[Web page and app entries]
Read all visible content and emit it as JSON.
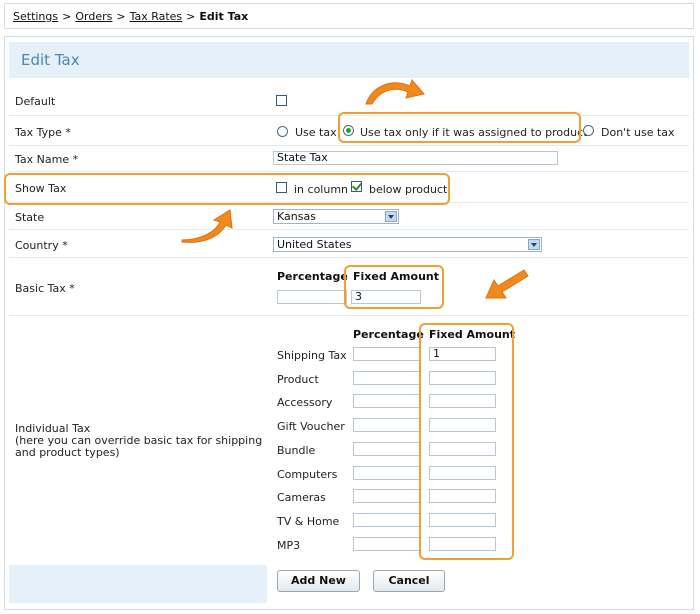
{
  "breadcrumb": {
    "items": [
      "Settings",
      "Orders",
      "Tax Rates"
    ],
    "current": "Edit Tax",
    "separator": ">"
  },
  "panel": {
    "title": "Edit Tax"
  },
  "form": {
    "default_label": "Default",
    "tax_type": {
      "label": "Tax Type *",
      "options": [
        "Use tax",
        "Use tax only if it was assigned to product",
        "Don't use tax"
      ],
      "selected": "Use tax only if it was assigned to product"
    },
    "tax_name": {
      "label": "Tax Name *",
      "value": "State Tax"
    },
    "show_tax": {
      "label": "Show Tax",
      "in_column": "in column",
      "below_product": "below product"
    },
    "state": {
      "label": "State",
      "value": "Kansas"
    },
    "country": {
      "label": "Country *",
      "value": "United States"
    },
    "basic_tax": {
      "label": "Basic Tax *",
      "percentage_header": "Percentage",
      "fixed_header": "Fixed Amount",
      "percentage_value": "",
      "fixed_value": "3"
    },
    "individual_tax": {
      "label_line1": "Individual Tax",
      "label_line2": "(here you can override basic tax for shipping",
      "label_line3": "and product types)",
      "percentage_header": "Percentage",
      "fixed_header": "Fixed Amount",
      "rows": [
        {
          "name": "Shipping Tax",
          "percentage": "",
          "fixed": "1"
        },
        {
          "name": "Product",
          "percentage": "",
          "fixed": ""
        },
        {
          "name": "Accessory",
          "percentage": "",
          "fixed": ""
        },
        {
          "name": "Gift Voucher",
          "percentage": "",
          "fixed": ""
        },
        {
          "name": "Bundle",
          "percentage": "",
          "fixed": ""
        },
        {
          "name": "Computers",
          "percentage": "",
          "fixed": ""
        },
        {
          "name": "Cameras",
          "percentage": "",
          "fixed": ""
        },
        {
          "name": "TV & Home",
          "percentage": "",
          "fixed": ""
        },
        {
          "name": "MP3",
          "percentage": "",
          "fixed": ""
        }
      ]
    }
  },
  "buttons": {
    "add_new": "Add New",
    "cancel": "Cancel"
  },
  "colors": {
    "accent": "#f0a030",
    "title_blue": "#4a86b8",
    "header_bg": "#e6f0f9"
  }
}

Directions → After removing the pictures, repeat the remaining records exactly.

Response for this exercise →
Read all visible content and emit it as JSON.
{
  "breadcrumb": {
    "items": [
      "Settings",
      "Orders",
      "Tax Rates"
    ],
    "current": "Edit Tax",
    "separator": ">"
  },
  "panel": {
    "title": "Edit Tax"
  },
  "form": {
    "default_label": "Default",
    "tax_type": {
      "label": "Tax Type *",
      "options": [
        "Use tax",
        "Use tax only if it was assigned to product",
        "Don't use tax"
      ],
      "selected": "Use tax only if it was assigned to product"
    },
    "tax_name": {
      "label": "Tax Name *",
      "value": "State Tax"
    },
    "show_tax": {
      "label": "Show Tax",
      "in_column": "in column",
      "below_product": "below product"
    },
    "state": {
      "label": "State",
      "value": "Kansas"
    },
    "country": {
      "label": "Country *",
      "value": "United States"
    },
    "basic_tax": {
      "label": "Basic Tax *",
      "percentage_header": "Percentage",
      "fixed_header": "Fixed Amount",
      "percentage_value": "",
      "fixed_value": "3"
    },
    "individual_tax": {
      "label_line1": "Individual Tax",
      "label_line2": "(here you can override basic tax for shipping",
      "label_line3": "and product types)",
      "percentage_header": "Percentage",
      "fixed_header": "Fixed Amount",
      "rows": [
        {
          "name": "Shipping Tax",
          "percentage": "",
          "fixed": "1"
        },
        {
          "name": "Product",
          "percentage": "",
          "fixed": ""
        },
        {
          "name": "Accessory",
          "percentage": "",
          "fixed": ""
        },
        {
          "name": "Gift Voucher",
          "percentage": "",
          "fixed": ""
        },
        {
          "name": "Bundle",
          "percentage": "",
          "fixed": ""
        },
        {
          "name": "Computers",
          "percentage": "",
          "fixed": ""
        },
        {
          "name": "Cameras",
          "percentage": "",
          "fixed": ""
        },
        {
          "name": "TV & Home",
          "percentage": "",
          "fixed": ""
        },
        {
          "name": "MP3",
          "percentage": "",
          "fixed": ""
        }
      ]
    }
  },
  "buttons": {
    "add_new": "Add New",
    "cancel": "Cancel"
  },
  "colors": {
    "accent": "#f0a030",
    "title_blue": "#4a86b8",
    "header_bg": "#e6f0f9"
  }
}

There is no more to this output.